This year, the sporting success proved so great that the BBC had to enlarge the number of nominees to 16, and even this did not allow for the full extent of British sporting success.
One notable omission is Team Sky’s Chris Froome, who managed to win the yellow jersey of the Tour de France for a third time and a bronze medal in the Olympics. Currently, only four men have ever won le Tour (legitimately) more times than Froome, and he is rightly considered to have become a great of the sport. His omission shows how tough it was for the judges to narrow down the list to only 16.
This year’s judges came from a variety of sectors of media and sport. The panel included up of previous nominees for the award, representatives from BBC Sport and BBC 5Live, and the Chief Executive of UK Sport.

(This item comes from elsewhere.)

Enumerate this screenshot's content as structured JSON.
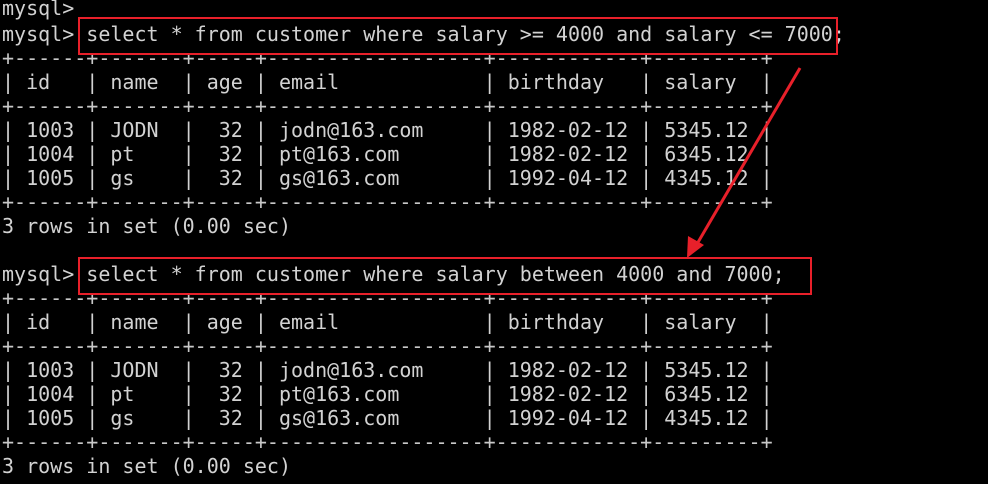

This mixed panel selection process has been used since 2012, after the previous year’s award was criticised for having an all-male shortlist. The 2011 Sport Personality shortlist was selected by 27 newspapers and magazines sending in a shortlist of ten nominees, and the final list being drawn from these lists. It came under scrutiny when it transpired that men’s magazines Nuts and Zoo contributed to the shortlist, drawing more attention to the omission of any female athletes — especially given that both magazines selected all-male lists.
Since then, the nominations have been generally mixed as well as the BBC would have hoped, this year having ten men and six women on the list.
The ceremony also moves from venue to venue every year, and this year will return to the Genting Arena at Birmingham’s NEC on December 18th. Gary Lineker, Clare Balding and Gabby Logan will be presenting the awards in front of over 15,000 people and it is hoped over ten million people will watch on television.